*** Data records ***

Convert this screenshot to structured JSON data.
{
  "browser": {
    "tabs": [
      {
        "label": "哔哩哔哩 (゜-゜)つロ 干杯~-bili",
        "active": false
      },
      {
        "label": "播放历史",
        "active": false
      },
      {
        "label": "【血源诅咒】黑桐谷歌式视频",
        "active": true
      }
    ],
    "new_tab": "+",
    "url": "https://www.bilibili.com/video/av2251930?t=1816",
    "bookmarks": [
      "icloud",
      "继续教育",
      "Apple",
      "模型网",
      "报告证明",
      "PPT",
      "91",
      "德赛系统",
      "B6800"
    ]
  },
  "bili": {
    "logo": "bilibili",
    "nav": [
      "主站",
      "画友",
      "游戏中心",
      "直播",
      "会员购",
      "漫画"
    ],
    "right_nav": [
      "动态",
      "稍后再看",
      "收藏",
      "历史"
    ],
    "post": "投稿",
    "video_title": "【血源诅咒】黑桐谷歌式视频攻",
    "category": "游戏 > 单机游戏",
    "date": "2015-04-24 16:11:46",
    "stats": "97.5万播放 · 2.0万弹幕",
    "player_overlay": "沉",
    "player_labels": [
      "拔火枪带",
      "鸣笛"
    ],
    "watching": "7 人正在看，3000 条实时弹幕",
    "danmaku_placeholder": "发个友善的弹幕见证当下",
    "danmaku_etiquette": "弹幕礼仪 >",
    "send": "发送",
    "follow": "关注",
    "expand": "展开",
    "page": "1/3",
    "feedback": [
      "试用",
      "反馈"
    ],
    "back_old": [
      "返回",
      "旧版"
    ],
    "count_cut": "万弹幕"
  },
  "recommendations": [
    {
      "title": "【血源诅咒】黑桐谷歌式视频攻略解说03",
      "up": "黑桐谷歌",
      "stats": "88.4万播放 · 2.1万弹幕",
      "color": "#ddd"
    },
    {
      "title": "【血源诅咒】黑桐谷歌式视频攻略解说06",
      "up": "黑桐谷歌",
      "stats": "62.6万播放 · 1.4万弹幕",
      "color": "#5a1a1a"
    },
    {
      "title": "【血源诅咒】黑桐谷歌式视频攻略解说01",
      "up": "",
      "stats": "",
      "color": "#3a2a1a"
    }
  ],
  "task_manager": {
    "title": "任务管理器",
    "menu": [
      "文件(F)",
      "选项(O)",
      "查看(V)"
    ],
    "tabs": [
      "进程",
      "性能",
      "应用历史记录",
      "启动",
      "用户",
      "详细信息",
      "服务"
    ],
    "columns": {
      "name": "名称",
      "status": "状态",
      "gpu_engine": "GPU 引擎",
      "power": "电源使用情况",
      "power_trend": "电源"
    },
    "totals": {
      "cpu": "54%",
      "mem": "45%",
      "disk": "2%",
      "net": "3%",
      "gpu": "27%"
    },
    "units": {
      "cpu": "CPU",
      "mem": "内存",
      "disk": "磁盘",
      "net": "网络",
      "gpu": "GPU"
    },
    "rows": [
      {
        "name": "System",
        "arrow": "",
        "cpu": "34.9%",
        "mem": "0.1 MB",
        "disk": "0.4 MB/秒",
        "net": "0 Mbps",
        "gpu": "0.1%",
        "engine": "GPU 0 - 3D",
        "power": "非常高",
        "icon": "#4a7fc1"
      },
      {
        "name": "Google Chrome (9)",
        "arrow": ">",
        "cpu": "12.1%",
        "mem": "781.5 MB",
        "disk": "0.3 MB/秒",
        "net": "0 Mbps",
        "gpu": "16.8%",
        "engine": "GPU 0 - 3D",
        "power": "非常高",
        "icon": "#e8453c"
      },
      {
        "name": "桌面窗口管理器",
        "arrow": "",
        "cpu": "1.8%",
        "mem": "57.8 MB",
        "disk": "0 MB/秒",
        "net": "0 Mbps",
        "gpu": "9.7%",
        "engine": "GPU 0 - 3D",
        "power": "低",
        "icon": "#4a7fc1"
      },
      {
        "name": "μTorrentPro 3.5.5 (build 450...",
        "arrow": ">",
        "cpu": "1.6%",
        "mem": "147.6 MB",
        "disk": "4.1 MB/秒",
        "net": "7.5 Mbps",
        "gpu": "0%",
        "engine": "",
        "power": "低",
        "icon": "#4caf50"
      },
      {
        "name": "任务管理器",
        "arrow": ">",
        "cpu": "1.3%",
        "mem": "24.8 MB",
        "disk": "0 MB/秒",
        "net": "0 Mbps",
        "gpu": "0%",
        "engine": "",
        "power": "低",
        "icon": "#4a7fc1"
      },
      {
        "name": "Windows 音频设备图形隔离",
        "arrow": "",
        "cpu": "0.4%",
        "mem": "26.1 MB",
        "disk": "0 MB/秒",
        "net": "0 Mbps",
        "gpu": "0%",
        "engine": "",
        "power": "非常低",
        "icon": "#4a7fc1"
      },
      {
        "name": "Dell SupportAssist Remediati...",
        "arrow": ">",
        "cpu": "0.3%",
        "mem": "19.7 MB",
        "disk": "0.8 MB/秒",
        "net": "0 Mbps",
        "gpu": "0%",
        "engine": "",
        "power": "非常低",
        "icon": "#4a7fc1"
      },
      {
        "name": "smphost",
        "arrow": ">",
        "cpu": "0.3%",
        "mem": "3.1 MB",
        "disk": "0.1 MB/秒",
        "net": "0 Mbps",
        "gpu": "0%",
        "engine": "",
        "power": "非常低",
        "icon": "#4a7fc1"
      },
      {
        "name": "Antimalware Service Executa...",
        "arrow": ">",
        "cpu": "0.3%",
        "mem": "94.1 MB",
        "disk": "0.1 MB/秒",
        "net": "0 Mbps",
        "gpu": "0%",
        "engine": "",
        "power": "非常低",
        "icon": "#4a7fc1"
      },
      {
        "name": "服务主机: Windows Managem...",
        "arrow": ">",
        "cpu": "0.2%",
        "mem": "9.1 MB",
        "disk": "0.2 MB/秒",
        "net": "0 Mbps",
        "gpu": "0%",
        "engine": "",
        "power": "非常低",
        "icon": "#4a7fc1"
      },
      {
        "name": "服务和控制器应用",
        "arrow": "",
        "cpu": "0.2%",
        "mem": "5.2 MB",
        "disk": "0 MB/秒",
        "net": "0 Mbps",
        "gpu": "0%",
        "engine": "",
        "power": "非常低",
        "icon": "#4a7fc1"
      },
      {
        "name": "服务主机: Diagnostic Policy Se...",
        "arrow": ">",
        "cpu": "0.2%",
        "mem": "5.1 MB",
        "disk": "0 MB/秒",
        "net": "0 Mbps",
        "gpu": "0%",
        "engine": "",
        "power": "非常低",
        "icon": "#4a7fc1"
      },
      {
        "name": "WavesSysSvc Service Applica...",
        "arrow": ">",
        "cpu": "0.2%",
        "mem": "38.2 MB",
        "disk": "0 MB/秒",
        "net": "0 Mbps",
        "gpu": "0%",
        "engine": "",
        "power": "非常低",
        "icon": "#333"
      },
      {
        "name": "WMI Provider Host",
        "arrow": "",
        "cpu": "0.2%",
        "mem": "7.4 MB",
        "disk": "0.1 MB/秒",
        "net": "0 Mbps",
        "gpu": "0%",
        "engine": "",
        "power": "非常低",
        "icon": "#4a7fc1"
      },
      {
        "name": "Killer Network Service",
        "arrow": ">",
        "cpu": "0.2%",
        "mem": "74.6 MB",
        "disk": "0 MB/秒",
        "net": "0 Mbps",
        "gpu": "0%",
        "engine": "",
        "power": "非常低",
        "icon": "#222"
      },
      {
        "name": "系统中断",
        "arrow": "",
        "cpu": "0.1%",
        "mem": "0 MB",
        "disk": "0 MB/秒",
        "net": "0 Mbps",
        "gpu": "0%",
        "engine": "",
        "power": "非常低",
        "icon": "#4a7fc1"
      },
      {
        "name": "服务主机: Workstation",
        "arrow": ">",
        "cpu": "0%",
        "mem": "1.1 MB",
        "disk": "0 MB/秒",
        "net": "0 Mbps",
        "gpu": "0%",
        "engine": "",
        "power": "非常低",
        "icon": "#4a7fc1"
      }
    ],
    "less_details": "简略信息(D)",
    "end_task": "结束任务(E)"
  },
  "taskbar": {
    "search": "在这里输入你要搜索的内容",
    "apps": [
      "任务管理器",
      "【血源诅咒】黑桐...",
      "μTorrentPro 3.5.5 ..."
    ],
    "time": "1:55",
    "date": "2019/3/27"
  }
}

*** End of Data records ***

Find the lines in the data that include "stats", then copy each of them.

▸ **Task solution**:
    "stats": "97.5万播放 · 2.0万弹幕",
      "stats": "88.4万播放 · 2.1万弹幕",
      "stats": "62.6万播放 · 1.4万弹幕",
      "stats": "",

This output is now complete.